Milford Sound Road to Mitre Peak
From: Kirstie, Stuart, Matthew and Cameron
Subject: A Miserable Time on Milford Sound Road
Place: Milford Sound, Fjordland, New Zealand
You need to be mad to go on a bike
No New Zealand experience is complete without a trip to Milford Sound. Iconic images of Mitre Peak reflected in the fjord’s clear waters (on a good day) are widely used to promote the natural wonders of New Zealand. There are two ways to get there – take a tourist tour or hire a car and do it yourself . You’d need to be mad to go on a bike, especially after being blown around on the road to Fjordland. So, surprisingly, we didn’t. Family on a Bike became family in a car, just for the day you understand.
Touched by generosity

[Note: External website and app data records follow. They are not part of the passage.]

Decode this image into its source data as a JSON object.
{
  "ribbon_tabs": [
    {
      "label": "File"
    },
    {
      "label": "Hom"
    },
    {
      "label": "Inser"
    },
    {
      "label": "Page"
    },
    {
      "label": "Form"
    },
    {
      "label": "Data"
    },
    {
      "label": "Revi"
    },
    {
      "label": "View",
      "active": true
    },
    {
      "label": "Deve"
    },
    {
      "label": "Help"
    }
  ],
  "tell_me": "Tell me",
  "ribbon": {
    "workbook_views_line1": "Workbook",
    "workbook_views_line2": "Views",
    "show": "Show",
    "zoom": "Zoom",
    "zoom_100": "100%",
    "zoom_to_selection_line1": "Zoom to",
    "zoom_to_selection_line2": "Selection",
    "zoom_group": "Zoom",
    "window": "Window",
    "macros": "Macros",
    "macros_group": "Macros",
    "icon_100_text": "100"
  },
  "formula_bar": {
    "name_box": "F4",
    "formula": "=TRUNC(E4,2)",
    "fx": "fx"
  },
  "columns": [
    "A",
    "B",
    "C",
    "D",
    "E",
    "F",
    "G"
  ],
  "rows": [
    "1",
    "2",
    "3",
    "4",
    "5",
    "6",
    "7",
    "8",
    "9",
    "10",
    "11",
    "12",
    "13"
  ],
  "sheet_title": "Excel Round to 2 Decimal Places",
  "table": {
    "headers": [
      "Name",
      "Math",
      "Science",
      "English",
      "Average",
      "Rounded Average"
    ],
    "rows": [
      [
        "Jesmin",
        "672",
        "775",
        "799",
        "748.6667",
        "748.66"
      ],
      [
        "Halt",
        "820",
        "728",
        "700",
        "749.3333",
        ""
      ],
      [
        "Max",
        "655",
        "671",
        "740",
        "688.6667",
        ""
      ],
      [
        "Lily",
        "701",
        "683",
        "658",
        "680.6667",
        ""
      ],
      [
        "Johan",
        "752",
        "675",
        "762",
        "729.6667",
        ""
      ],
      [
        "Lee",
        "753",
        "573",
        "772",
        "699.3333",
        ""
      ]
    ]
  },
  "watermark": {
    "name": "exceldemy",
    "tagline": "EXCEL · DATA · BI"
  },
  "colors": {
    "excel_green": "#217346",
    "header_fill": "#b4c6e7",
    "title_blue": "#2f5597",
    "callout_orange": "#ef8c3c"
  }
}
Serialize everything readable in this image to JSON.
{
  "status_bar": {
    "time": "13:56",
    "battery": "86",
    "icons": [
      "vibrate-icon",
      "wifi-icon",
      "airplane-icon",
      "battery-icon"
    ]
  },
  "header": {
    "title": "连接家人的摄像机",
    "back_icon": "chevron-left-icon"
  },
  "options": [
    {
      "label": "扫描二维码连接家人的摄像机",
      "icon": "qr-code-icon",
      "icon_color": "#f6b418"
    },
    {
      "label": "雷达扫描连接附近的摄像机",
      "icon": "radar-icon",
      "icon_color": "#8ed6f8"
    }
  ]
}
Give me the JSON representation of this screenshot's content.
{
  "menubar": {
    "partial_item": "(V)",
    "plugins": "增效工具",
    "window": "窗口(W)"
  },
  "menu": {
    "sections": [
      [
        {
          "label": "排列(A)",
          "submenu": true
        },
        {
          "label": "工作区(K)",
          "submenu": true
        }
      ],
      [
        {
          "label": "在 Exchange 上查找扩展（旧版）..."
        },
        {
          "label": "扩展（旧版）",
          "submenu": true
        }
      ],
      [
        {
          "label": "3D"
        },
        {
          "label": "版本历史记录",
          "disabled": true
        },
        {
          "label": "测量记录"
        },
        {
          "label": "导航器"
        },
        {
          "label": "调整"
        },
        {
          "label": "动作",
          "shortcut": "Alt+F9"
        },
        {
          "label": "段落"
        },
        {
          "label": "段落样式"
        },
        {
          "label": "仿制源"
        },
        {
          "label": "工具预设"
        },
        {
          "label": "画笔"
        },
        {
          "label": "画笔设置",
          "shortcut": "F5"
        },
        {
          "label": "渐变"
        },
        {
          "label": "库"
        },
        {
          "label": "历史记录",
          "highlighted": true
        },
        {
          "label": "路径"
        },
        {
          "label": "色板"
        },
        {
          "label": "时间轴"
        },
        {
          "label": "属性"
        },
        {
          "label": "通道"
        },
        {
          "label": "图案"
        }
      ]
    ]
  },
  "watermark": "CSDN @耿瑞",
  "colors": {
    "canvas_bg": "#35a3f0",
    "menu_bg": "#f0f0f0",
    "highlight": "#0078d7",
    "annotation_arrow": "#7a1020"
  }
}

Before we hit Te Anau we were touched by the unprompted generosity of all those we met, who went out of their way to help us because we are a family. At a dusty roadside camp on the road to Riverton, Marion and Bill invited us and the children in to see their menagerie of animals and share a warming cup of coffee. They returned to see us later at our camp with hot fresh banana cake for our breakfast.
In Orepuki, the local publican opened his tavern especially early one morning to serve us drinks and chat to us about sheep shearing. Before we left he had stuffed two fresh flounder into our hands for the evening barby. And in Manapouri, Ruth and Donna at Fiordland Ecology Holidays sold us nothing and helped us loads, entertaining the kids with a frog that gave a riveting performance, running us around to get the kids’ injections and providing lots of useful information and advice about the area.

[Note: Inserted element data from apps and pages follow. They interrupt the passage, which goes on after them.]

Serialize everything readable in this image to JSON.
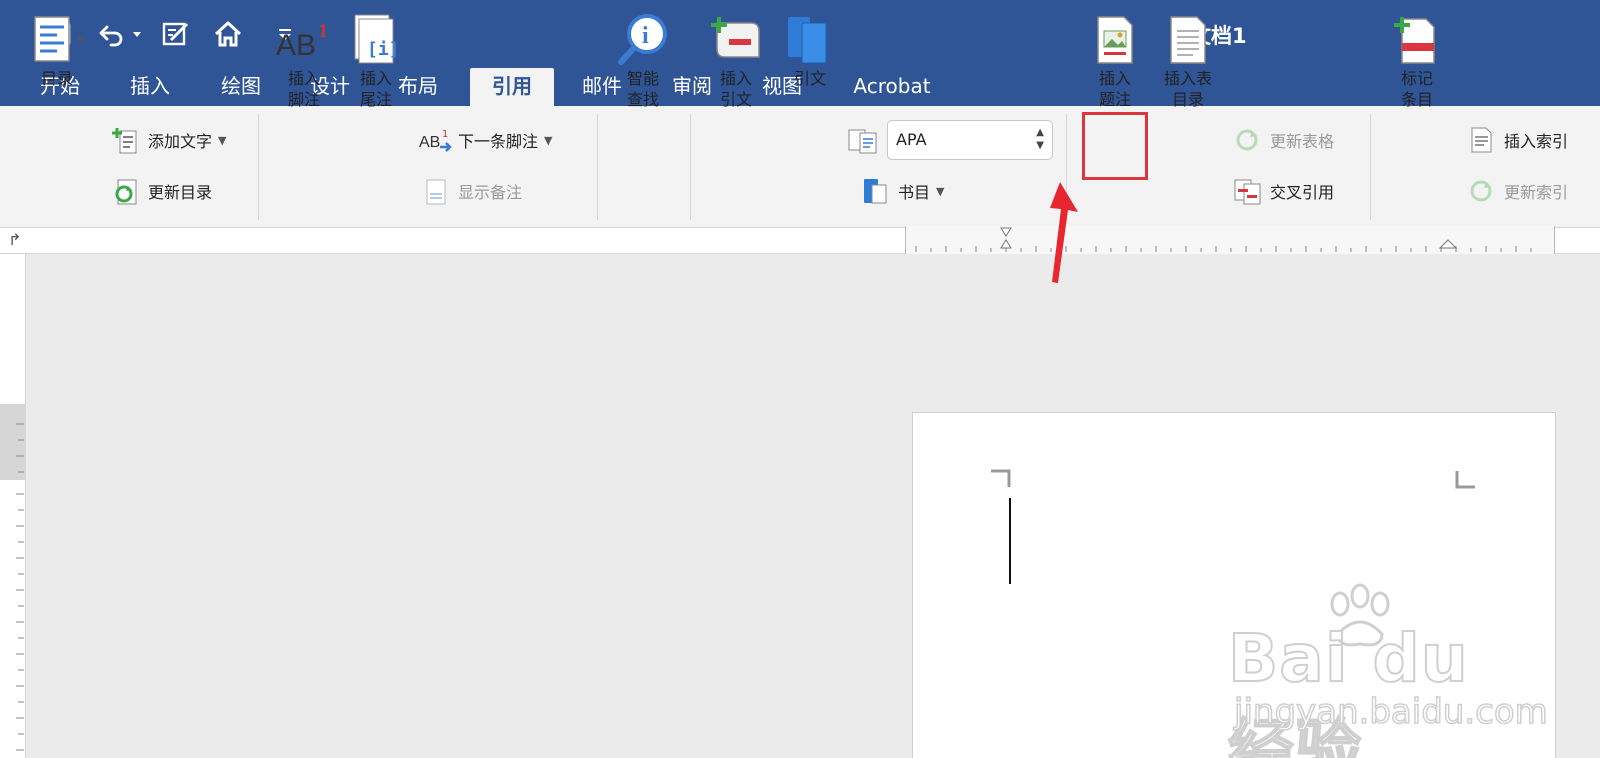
{
  "window": {
    "title": "文档1"
  },
  "tabs": [
    {
      "label": "开始"
    },
    {
      "label": "插入"
    },
    {
      "label": "绘图"
    },
    {
      "label": "设计"
    },
    {
      "label": "布局"
    },
    {
      "label": "引用"
    },
    {
      "label": "邮件"
    },
    {
      "label": "审阅"
    },
    {
      "label": "视图"
    },
    {
      "label": "Acrobat"
    }
  ],
  "active_tab": "引用",
  "ribbon": {
    "toc": {
      "label": "目录",
      "add_text": "添加文字",
      "update_toc": "更新目录"
    },
    "footnotes": {
      "insert_footnote": "插入\n脚注",
      "insert_endnote": "插入\n尾注",
      "next_footnote": "下一条脚注",
      "show_notes": "显示备注"
    },
    "research": {
      "smart_lookup": "智能\n查找"
    },
    "citations": {
      "insert_citation": "插入\n引文",
      "citations": "引文",
      "style_value": "APA",
      "bibliography": "书目"
    },
    "captions": {
      "insert_caption": "插入\n题注",
      "insert_table_of_figures": "插入表\n目录",
      "update_table": "更新表格",
      "cross_reference": "交叉引用"
    },
    "index": {
      "mark_entry": "标记\n条目",
      "insert_index": "插入索引",
      "update_index": "更新索引"
    }
  },
  "watermark": {
    "brand": "Bai du 经验",
    "url": "jingyan.baidu.com"
  },
  "colors": {
    "title_bar": "#2f5597",
    "ribbon_bg": "#f3f3f3",
    "highlight": "#d9363e",
    "canvas": "#ebebeb"
  }
}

Beyond Te Anau things changed
Then, at some point as we made our way up the coast and towards Fjordland, we crossed an invisible line beyond which nothing is for free. By the time we reached Te Anau, we were less a family and more a family ticket, a small group package, a tailored itinerary, a tourist dollar waiting to be fleeced. In Invercargill, our homestay host virtually insisted we take his car to go out for the evening. In Te Anau we wanted to borrow a car seat for for our day trip to Milford but no-one from the local nursery, child centre, car hire firm or campsite would lend us one. Rent us one, yes, lend one, no way. In Te Anau, gateway to Milford Sound, tourist = dollar. But still they come, and so did we.
We just HAD to do Milford Sound

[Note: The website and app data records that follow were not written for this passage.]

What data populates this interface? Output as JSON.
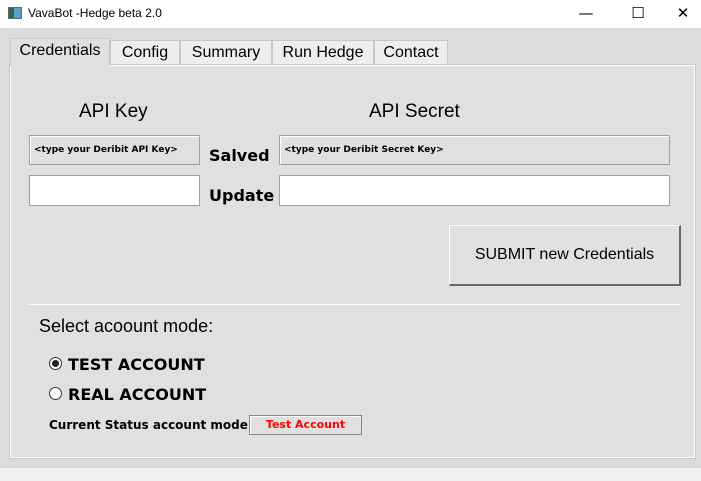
{
  "window": {
    "title": "VavaBot -Hedge beta 2.0",
    "minimize_icon": "minimize-icon",
    "maximize_icon": "maximize-icon",
    "close_icon": "close-icon"
  },
  "tabs": [
    {
      "label": "Credentials",
      "active": true
    },
    {
      "label": "Config"
    },
    {
      "label": "Summary"
    },
    {
      "label": "Run Hedge"
    },
    {
      "label": "Contact"
    }
  ],
  "credentials": {
    "api_key_label": "API Key",
    "api_secret_label": "API Secret",
    "saved_label": "Salved",
    "update_label": "Update",
    "saved_api_key": "<type your Deribit API Key>",
    "saved_api_secret": "<type your Deribit Secret Key>",
    "new_api_key": "",
    "new_api_secret": "",
    "submit_label": "SUBMIT new Credentials"
  },
  "account_mode": {
    "heading": "Select acoount mode:",
    "options": [
      {
        "label": "TEST ACCOUNT",
        "selected": true
      },
      {
        "label": "REAL ACCOUNT",
        "selected": false
      }
    ],
    "status_label": "Current Status account mode",
    "status_value": "Test Account",
    "status_color": "#ff0000"
  }
}
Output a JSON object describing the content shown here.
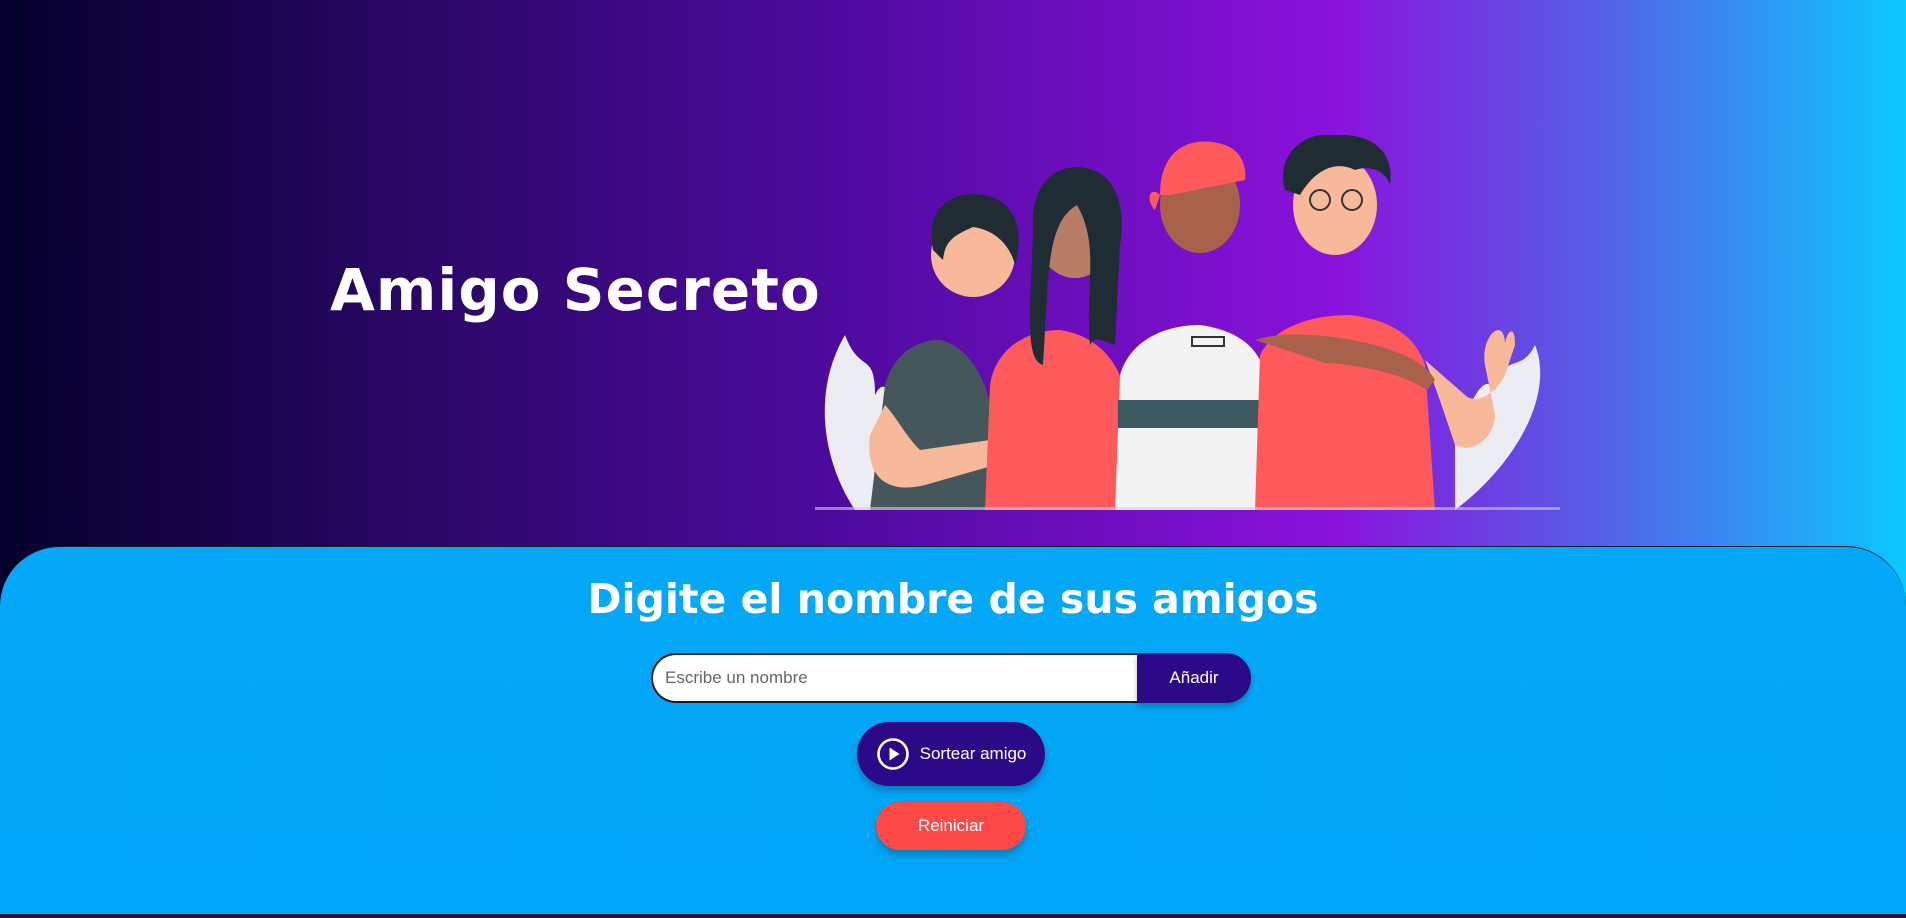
{
  "hero": {
    "title": "Amigo Secreto",
    "illustration_icon": "group-of-friends-illustration"
  },
  "form": {
    "heading": "Digite el nombre de sus amigos",
    "input_placeholder": "Escribe un nombre",
    "input_value": "",
    "add_label": "Añadir",
    "draw_label": "Sortear amigo",
    "draw_icon": "play-circle-icon",
    "reset_label": "Reiniciar"
  },
  "colors": {
    "panel_bg": "#02a6f8",
    "primary_button": "#2c0a87",
    "reset_button": "#fe4a46",
    "text": "#ffffff"
  }
}
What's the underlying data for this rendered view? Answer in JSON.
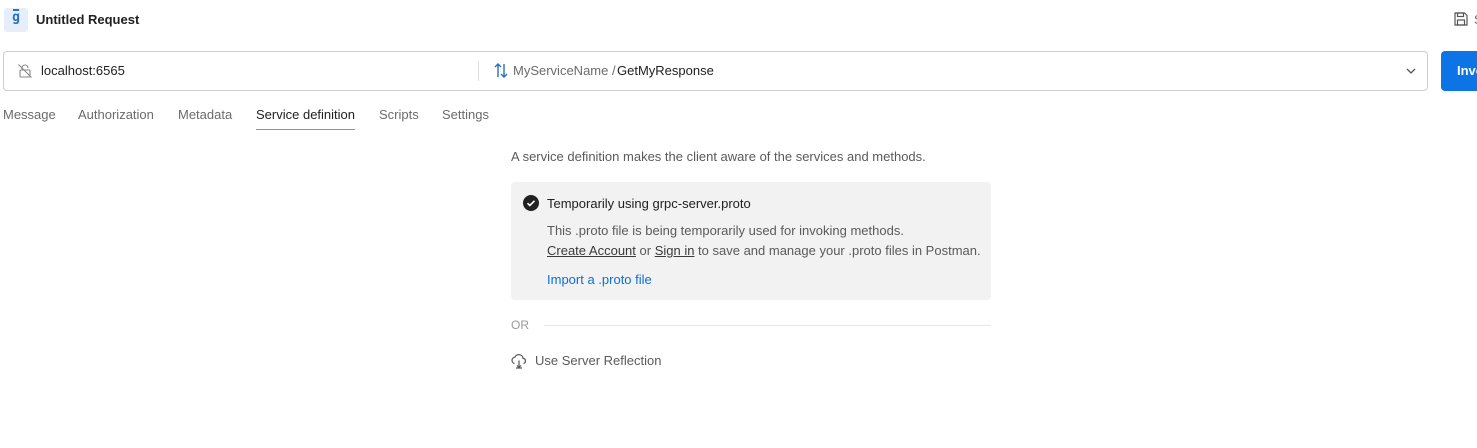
{
  "header": {
    "app_icon_glyph": "g",
    "title": "Untitled Request",
    "save_icon": "save-icon"
  },
  "request": {
    "host": "localhost:6565",
    "service": "MyServiceName /",
    "method": "GetMyResponse",
    "invoke_label": "Invo"
  },
  "tabs": [
    {
      "label": "Message"
    },
    {
      "label": "Authorization"
    },
    {
      "label": "Metadata"
    },
    {
      "label": "Service definition",
      "active": true
    },
    {
      "label": "Scripts"
    },
    {
      "label": "Settings"
    }
  ],
  "service_definition": {
    "intro": "A service definition makes the client aware of the services and methods.",
    "card": {
      "title": "Temporarily using grpc-server.proto",
      "line1": "This .proto file is being temporarily used for invoking methods.",
      "create_account": "Create Account",
      "or_text": " or ",
      "sign_in": "Sign in",
      "line2_tail": " to save and manage your .proto files in Postman.",
      "import_link": "Import a .proto file"
    },
    "or_label": "OR",
    "reflection_label": "Use Server Reflection"
  },
  "colors": {
    "accent": "#ff6c37",
    "primary": "#0c74e4",
    "link": "#0b6fd6"
  }
}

With years of experience of promotion, we suspected Milford might not be what it says on the box, but somehow the leaflets, hype and guidebooks all got to us and we felt we just HAD to do it. And the drive in is truly awesome, even in the torrential rain and snow that accompanied us. And once you get there, there is everything you need to blow your mind away; towering peaks, thick native forest clinging to sheer cliffs, fingers and arms of icy waters reaching deep inland, thundering waterfalls, endless wildnerness and natural beauty. Rudyard Kipling thought it was “an eighth wonder of the world” and it may well be.
Everything promised and dissappointingly more
It’s everything the brochures promise and more; more tourists than you’d ever expect in the wilderness; coaches grunting nose to nose in a giant coach, car and campervan park; a busy ferry terminal filled with international travellers, a shuttle bus to-ing and fro-ing between car park and ferry terminal to avoid excess contact with the natural environment; a tatty pub and lifeless cafe full of mournful faces; and an information centre offering lots of information but only about the times and prices of the next ferry. And everyone we spoke to back at Te Anau reported much the same experience, that Milford is a victim of its own hype and marketing success.
Still better than a day in the office
As you can see there was plenty to make us miserable in Milford. But it still beat a day in the office.